Thank goodness for my disease and hte knowledge it gave me.

Tuesday, February 2, 2010

Building up to 9 miles

To the commenter who asked about how whether I was on a program to build up to running nine miles – yes and no. About a month ago, I told my sister’s boyfriend that I would be stepping up and running the Presidio 10 as a 10 mile race as opposed to a 10K. He emailed me a running schedule and training program for the weeks leading up to it and I’ve been doing that program for the last three weeks.

But here’s what led up to that. Before I say anything else, I need to point out I have a long history with exercise. I’ve always ran and was on the track team in high school. In fact, I was an aerobics instructor in college. As an aside, my classes always had waiting lists because both women and men thought I was great to learn from. For the women, they liked not having to compare their bodies to the person teaching them and for the men, they wanted to see a dude aerobics. This is all to say exercise and I have been old friends. I’ve run 5k’s and 10k’s my whole life.

Once I graduated from college, not having a sport to compete in or a class to teach meant that I would go on this binge-purge cycle of exercise. Running a lot for a month but then slacking off for a week which led to slacking off for a month. With the diabetes diagnosis, I had a huge incentive to exercise regularly – eating what I wanted. As I’ve said before, exercise lower your blood glucose level so exercising after eating means that you have a little more leeway about what you eat. Also, when I was losing weight, my nutritionist told me not to be concern about the fat in my diet since it was being burned off during exercise. Exercise = eating bacon. A win win proposition.

Here’s the progression:
A year and a half ago after the diagnosis, I ran four times a week on the treadmill for three miles per session. I was doing a 10 minute/mile pace.

After about three months, I increased my speed to about a 9:30 minute/mile pace and made one of the runs a four mile run at a 10 minute/mile pace.

The following month, I increased one of my slow runs to 5 miles.

When I ran my first 5 mile race in January 2009 and did great, I increased my short runs to 4 miles and increase my pace to 9:15 minute/mile.

Upon committing to do Bay to Breakers (12k or 7.4 miles), I upped my long run to 6 miles for a month and then to 7.5.

After Bay to Breakers, 9 months after the diagnosis, I reduced the number of runs to three per week but with increased intensity – a 9 minute/mile pace.

During the summer, with no race in the near future, I increased my short runs to 5 miles at the same pace and omitted the long run (just made it another 5 miles)

When I made my commitment to run Bay to Breakers AND do Presidio 10 as a 10 miler, I reintroduced the long run of 7 miles but would only do that twice a month.

And that leads us to this point where I am doing a set training program leading up to 10 miles.

Monday, February 1, 2010

Milestone acheived!
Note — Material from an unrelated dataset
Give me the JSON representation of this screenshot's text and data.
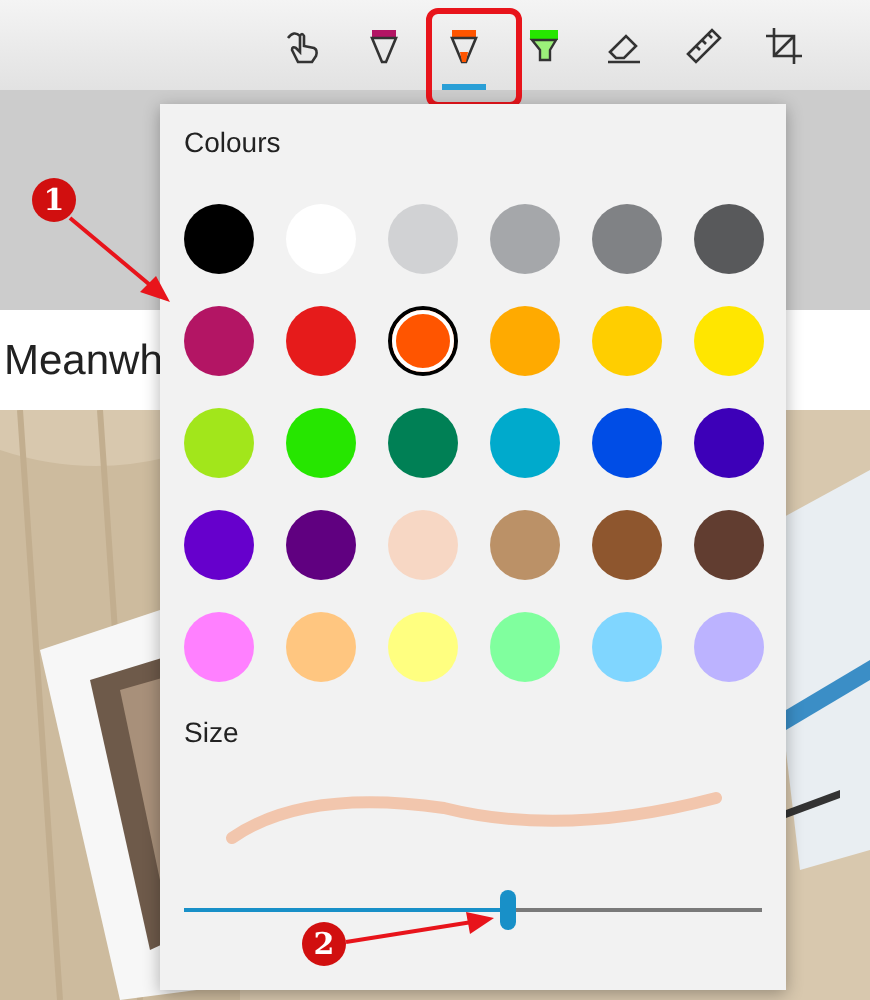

Sunday, I ran 9 miles - the furthest I ever ran in my life. It kicked my ass and I learned that I do need to start slow because the last two miles I was running at a 10 minute mile pace. My own impatience got to me and I really just wanted the run to be over. Lesson learned and I look forward to running the full 10 miles. The challenge is to do it slowly.